- Otherwise broken your own moral code.
This form of guilt helps you regulate your social behavior and keep you on the right track toward achieving your goals. Nevertheless, even rational guilt can eat away at you, especially if you struggle with changing your behaviors.
Irrational guilt is a different animal. It tends to come from our “shoulds”, that is, the rules we impose on ourselves. For instance, you may feel irrational guilt for:
- Mistakenly assuming responsibility for other people’s feelings and behaviors.
- Feeling like you are a burden to your loved ones.
- Feeling like you haven’t done enough to make people happy.
- Feeling like you’re not doing anything meaningful in your life.
Of course, these are just a couple of examples of irrational guilt. You may feel guilt for a wide variety of different reasons unique to you. However, no matter the cause, irrational guilt can impact your mood, reduce your productivity and concentration, damage your relationships and actions in numerous ways.
The difficult thing about irrational guilt is that it can easily disguise itself as rational guilt. After all, who says that it’s irrational to feel guilty about not spending enough time with your family? Or to feel guilty because you’re not taking enough opportunities in your life because of your perceived laziness? The thing is, this sort of reasoning often comes from an underlying anxiety or thoughts that you imported without reflection. If left to linger, irrational guilt can nag at you, regardless of what you actually do. In a sense, it tends to become even more irrational over time.
What Are The Signs Of Guilt?
Guilt can result in a variety of physical, social, and emotional symptoms that influence your daily actions. Some of these may include the following:
- Sleep disturbances
- Stomach and digestion problems
- Muscle tension
- Heightened sensitivity to the effects of your actions
- Feeling overwhelmed by decision making
- An extreme tendency to put others’ needs before your own
- Impaired self-esteem
- A persistent tendency to avoid uncomfortable emotions

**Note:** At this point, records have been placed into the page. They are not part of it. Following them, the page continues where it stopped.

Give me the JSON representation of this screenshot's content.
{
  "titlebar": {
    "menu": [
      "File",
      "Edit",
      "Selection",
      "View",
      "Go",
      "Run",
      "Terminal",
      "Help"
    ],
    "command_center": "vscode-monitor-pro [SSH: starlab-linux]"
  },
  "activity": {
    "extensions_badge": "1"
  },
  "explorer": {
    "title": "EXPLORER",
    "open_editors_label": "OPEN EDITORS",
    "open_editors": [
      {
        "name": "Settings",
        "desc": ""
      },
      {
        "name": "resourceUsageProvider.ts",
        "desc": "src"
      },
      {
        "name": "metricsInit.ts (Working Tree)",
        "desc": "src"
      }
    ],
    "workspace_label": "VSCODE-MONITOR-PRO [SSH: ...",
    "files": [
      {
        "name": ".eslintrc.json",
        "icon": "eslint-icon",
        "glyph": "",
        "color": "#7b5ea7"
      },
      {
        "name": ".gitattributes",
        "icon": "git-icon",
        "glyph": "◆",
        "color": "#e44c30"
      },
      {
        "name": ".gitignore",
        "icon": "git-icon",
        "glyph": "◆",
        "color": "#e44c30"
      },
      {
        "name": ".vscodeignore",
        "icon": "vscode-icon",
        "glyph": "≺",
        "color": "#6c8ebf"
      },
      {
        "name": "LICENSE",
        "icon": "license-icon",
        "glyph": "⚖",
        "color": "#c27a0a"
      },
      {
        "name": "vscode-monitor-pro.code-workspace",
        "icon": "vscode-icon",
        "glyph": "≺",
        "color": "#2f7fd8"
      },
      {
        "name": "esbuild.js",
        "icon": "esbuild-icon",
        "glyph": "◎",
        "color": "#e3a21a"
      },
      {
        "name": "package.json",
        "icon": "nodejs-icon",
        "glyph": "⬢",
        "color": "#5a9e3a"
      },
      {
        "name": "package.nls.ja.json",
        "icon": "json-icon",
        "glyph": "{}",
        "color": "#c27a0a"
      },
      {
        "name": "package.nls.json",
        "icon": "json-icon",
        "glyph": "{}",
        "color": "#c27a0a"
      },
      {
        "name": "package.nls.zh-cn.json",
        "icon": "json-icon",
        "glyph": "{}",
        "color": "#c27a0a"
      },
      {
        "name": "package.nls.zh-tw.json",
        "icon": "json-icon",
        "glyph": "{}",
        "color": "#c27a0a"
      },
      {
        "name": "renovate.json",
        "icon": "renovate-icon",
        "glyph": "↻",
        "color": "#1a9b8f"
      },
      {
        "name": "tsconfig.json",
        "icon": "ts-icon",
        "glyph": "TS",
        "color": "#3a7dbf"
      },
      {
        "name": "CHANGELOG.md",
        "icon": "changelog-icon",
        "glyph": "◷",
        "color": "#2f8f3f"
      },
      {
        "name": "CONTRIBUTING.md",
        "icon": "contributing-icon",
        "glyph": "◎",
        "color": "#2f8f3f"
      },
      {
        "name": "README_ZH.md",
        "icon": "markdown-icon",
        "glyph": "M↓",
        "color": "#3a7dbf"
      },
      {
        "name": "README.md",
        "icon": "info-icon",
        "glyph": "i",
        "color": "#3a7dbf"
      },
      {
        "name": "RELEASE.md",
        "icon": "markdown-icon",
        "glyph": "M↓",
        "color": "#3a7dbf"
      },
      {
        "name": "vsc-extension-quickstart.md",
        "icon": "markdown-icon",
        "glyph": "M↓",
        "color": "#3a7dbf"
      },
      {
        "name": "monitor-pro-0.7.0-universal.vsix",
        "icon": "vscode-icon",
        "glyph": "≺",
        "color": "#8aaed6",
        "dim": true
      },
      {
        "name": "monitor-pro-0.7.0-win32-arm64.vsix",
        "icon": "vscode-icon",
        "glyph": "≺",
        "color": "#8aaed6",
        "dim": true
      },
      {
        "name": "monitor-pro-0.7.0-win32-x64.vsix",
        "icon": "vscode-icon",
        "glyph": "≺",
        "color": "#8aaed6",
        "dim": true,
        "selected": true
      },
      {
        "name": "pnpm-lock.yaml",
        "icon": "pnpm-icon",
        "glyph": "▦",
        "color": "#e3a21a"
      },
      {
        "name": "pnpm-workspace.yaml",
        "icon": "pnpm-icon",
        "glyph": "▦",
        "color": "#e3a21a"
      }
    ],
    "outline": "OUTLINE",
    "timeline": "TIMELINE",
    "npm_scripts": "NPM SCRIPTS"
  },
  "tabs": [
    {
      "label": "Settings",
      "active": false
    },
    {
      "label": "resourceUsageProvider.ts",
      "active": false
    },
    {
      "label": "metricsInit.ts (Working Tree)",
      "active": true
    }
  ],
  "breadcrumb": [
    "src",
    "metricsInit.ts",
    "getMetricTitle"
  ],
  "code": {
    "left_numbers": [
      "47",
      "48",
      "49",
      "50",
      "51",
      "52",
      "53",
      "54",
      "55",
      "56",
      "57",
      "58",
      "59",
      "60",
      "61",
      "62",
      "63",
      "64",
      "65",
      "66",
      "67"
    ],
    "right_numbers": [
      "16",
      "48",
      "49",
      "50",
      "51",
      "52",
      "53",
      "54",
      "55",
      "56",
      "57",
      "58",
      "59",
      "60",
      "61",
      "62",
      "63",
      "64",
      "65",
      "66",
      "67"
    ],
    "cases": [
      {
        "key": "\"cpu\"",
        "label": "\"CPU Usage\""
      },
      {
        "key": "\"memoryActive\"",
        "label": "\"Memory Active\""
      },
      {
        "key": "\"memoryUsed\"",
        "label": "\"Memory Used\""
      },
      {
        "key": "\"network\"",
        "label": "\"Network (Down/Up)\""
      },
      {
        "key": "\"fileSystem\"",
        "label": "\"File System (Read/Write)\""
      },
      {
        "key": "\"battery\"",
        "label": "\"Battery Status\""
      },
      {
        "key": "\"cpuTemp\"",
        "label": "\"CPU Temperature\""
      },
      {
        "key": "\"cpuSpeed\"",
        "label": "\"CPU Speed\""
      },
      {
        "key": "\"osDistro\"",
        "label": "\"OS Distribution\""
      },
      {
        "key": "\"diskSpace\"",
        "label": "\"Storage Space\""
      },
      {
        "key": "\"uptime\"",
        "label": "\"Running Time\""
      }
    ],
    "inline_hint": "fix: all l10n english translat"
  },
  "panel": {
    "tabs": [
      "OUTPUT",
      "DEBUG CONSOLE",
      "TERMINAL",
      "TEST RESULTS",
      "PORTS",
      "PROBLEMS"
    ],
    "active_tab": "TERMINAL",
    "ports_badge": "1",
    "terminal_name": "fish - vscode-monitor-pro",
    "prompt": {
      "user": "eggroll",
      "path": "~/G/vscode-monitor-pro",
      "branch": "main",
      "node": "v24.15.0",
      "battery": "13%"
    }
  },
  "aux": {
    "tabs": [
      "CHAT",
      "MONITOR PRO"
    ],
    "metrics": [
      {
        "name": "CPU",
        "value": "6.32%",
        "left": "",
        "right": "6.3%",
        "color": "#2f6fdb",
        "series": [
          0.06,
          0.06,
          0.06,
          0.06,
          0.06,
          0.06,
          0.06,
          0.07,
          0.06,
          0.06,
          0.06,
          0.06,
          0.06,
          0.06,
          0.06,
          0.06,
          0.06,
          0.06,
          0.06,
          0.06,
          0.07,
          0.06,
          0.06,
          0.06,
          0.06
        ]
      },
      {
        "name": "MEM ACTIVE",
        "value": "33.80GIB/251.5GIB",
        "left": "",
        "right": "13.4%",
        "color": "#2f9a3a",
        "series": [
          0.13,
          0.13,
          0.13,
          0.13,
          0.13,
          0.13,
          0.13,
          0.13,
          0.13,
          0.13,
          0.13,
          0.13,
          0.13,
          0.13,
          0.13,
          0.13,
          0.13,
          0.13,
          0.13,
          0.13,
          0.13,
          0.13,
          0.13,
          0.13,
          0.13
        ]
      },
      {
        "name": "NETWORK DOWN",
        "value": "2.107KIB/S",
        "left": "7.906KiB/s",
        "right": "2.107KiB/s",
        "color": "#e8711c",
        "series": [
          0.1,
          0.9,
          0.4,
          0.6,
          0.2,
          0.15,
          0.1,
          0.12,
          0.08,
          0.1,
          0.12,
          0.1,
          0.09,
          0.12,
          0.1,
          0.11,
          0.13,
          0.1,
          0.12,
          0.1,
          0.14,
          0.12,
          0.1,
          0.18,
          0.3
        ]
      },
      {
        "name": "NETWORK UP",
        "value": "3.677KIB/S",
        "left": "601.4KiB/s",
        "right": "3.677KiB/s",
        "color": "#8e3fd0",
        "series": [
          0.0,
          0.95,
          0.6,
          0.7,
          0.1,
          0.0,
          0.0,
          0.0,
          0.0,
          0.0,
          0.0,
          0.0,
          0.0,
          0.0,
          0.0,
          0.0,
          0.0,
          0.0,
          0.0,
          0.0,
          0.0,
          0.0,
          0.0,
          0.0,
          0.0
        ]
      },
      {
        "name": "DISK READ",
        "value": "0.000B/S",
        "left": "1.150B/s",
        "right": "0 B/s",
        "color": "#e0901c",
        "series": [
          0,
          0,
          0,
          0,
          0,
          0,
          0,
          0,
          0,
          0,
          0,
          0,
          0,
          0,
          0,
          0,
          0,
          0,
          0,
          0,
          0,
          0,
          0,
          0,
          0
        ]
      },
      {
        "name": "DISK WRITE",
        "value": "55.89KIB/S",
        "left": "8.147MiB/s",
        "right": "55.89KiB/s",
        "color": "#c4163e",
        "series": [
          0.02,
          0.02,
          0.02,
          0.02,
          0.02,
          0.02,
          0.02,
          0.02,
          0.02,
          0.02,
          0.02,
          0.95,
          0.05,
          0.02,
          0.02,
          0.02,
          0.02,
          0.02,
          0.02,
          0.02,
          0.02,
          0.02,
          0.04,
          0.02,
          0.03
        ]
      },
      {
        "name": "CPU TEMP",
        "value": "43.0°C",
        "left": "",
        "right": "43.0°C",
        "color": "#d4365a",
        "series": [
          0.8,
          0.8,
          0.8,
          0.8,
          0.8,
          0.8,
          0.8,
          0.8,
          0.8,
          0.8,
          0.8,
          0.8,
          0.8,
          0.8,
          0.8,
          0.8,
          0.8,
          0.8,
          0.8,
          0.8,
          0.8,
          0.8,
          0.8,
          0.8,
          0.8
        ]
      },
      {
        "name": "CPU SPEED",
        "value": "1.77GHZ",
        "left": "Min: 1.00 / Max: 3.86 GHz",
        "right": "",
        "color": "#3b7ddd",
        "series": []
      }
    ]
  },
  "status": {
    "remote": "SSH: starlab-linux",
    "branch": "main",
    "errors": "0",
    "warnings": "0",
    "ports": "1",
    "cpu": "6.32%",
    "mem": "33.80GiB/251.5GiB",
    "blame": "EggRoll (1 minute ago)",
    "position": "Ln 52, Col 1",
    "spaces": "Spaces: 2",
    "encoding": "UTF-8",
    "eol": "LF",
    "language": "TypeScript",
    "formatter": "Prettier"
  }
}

How Guilt Can Ruin A Relationship
Excessive guilt can have a detrimental effect on your romantic relationships. Ask yourself how many things in your life do you do out of guilt and obligation? Or out of fear that you may be losing your partner?
You may go along with what your partner wants (or what you think they want) because you fear they may find someone better and leave you. Or you might fear being judged by your partner’s family and friends, so you try to impress them. As you can see, guilt and fear often go hand in hand. Together, they may cause feelings of uneasiness in your relationship, make it harder for you to open up, and cause feelings of resentment.
Evaluate the ways in which you respond to feelings of guilt – you may find that it controls your life far more than you thought, especially when it comes to intimate relationships.
How Do You Deal With Guilt In A Relationship?
It can be quite hard to let go of persistent relationship patterns, especially when they are fueled by guilt. Still, you can learn to handle excessive guilt and overcome its effects. Here are some guidelines:
- Develop better self-regulation skills and take action if you feel that your guilt is justified.
- Practice mindfulness and meditation to put your guilt into perspective.
- Don’t be too hard on yourself and learn forgiveness.
- Learn from your guilt and your mistakes.
- Keep your perfectionism in check and remember that your perspective may be skewed by your high expectations.
- Speak with a relationship coach and discuss your guilt in depth to gain a new perspective.
Visit A PIVOT Couple Workshop For Deepening Your Relationship
Whether you are dealing with rational or irrational feelings of guilt, speaking with a knowledgeable and compassionate relationship coach can be of great help. At PIVOT, we are dedicated to helping you and others like you develop a healthy relationship with emotions and facilitate positive behavioral change.
Whether you opt for our individual coaching sessions or attend any of our intensive relationship workshops and retreats, we can provide you with invaluable tools and resources to help you on your journey towards becoming a healthy adult. Contact PIVOT now to learn more.